After fertilization, the ovary wall changes to form a pod or fruit which protects and stores seeds for dispersion to new places. When they arrive there, that plant becomes their new parent plant; otherwise it produces different kinds of cells called spores which are dispersed through animals, wind and water to spread further.
Spores can form male and female gametophytes that reproduce both sexually and asexually, giving rise to new plants. Because these gametophytes are haploid, meaning that only one chromosome exists instead of two, they allow plants to adapt easily to changing environments.
Like all living organisms, plants go through various stages in their lifecycle to form new generations of flowers and fruits. From seeds buried in the ground via various methods until mature plants emerge from these stages is shown below. First comes seed germination: these tiny sprouts become seedlings; later on these mature into bigger plants with flowers for reproduction that attract insects that pollinate and fertilize them – eventually fertilization occurs and fruit forms within.
The plant cycle can be defined as an ongoing alternation between haploid gametophyte and diploid sporophyte phases. Happloid gametophytes produce male and female gametes through mitosis; when fused, they result in single-celled diploid zygote cells which release their spores into the environment to form diploid sporophytes which then produce more gametes through meiosis to maintain this cycle. Higher plants such as algae, fungi and bryophytes tend to undergo this cycle which typically lasts one season while biennials or perennials take longer due to these cycles taking more time.
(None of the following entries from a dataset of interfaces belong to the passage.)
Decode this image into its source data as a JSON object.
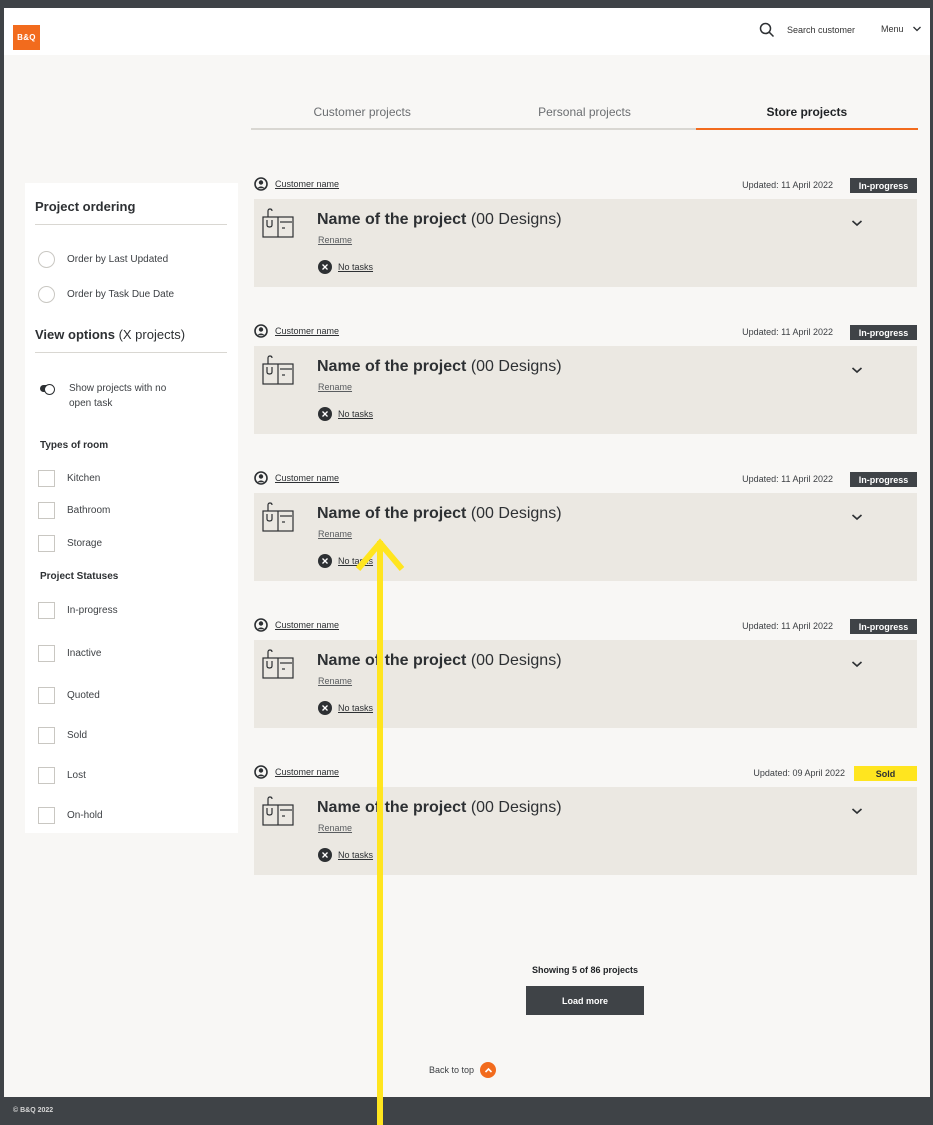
{
  "header": {
    "logo_text": "B&Q",
    "search_label": "Search customer",
    "menu_label": "Menu"
  },
  "tabs": [
    {
      "label": "Customer projects",
      "active": false
    },
    {
      "label": "Personal projects",
      "active": false
    },
    {
      "label": "Store projects",
      "active": true
    }
  ],
  "sidebar": {
    "ordering_title": "Project ordering",
    "order_options": [
      "Order by Last Updated",
      "Order by Task Due Date"
    ],
    "view_title": "View options",
    "view_count": "(X projects)",
    "toggle_label": "Show projects with no open task",
    "room_title": "Types of room",
    "rooms": [
      "Kitchen",
      "Bathroom",
      "Storage"
    ],
    "status_title": "Project Statuses",
    "statuses": [
      "In-progress",
      "Inactive",
      "Quoted",
      "Sold",
      "Lost",
      "On-hold"
    ]
  },
  "projects": [
    {
      "customer": "Customer name",
      "updated": "Updated: 11 April 2022",
      "status": "In-progress",
      "name": "Name of the project",
      "designs": "(00 Designs)",
      "rename": "Rename",
      "tasks": "No tasks"
    },
    {
      "customer": "Customer name",
      "updated": "Updated: 11 April 2022",
      "status": "In-progress",
      "name": "Name of the project",
      "designs": "(00 Designs)",
      "rename": "Rename",
      "tasks": "No tasks"
    },
    {
      "customer": "Customer name",
      "updated": "Updated: 11 April 2022",
      "status": "In-progress",
      "name": "Name of the project",
      "designs": "(00 Designs)",
      "rename": "Rename",
      "tasks": "No tasks"
    },
    {
      "customer": "Customer name",
      "updated": "Updated: 11 April 2022",
      "status": "In-progress",
      "name": "Name of the project",
      "designs": "(00 Designs)",
      "rename": "Rename",
      "tasks": "No tasks"
    },
    {
      "customer": "Customer name",
      "updated": "Updated: 09 April 2022",
      "status": "Sold",
      "name": "Name of the project",
      "designs": "(00 Designs)",
      "rename": "Rename",
      "tasks": "No tasks"
    }
  ],
  "pagination": {
    "showing": "Showing 5 of 86 projects",
    "load_more": "Load more",
    "back_to_top": "Back to top"
  },
  "footer": {
    "copyright": "© B&Q 2022"
  },
  "colors": {
    "brand_orange": "#f26b1d",
    "dark": "#3f4347",
    "card_bg": "#ebe8e2",
    "sold_yellow": "#ffe51f",
    "annotation_arrow": "#ffe51f"
  }
}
Seed dispersal is an integral component of plant reproduction and genetic exchange, occurring either through transportation of the seeds far from their parent plants, or over time through persistent soil seed banks. Seeds and spores have evolved morphological adaptations to promote dispersal by wind, water or animals such as birds; some feature wings with hairs for airborne dispersal via winds; fleshy fruits can aid dispersal by birds carrying the seeds great distances before depositing them elsewhere; modified versions can ride water currents better, stick onto animal fur or clothing until being removed by brushing off.
Most vascular plants produce two distinct generations: a dominant diploid sporophyte generation and an independent gametophyte (sporangia) generation. This helps them adapt quickly to changing environments.
Dormancy in seed plants refers to a physiological state in which both embryo and endosperm become resistant to water uptake, due to endogenous characteristics that prevent germination, as well as specific environmental conditions necessary to break dormancy. It differs from other forms of dormancy such as correlated inhibition or rest (winter dormancy), both which involve non-physiological mechanisms or growth curtailment respectively.
Seed dormancy can be caused by several factors, including water uptake, time passing, chilling temperatures, oxygen availability and light exposure. Once dormant state has been reached by the seed, metabolic processes become suspended or reduced and energy conservation ensues.
Dormancy refers to a period during which plant seeds become dormant and must be dispersed to survive. Under optimal conditions, dormant seeds will germinate into healthy seedlings that will start over again next spring. Scientists have noticed that certain tree species break this mold by growing vegetatively one season and dormant in another; researchers believe these perennial trees may contribute significantly to ecosystem health.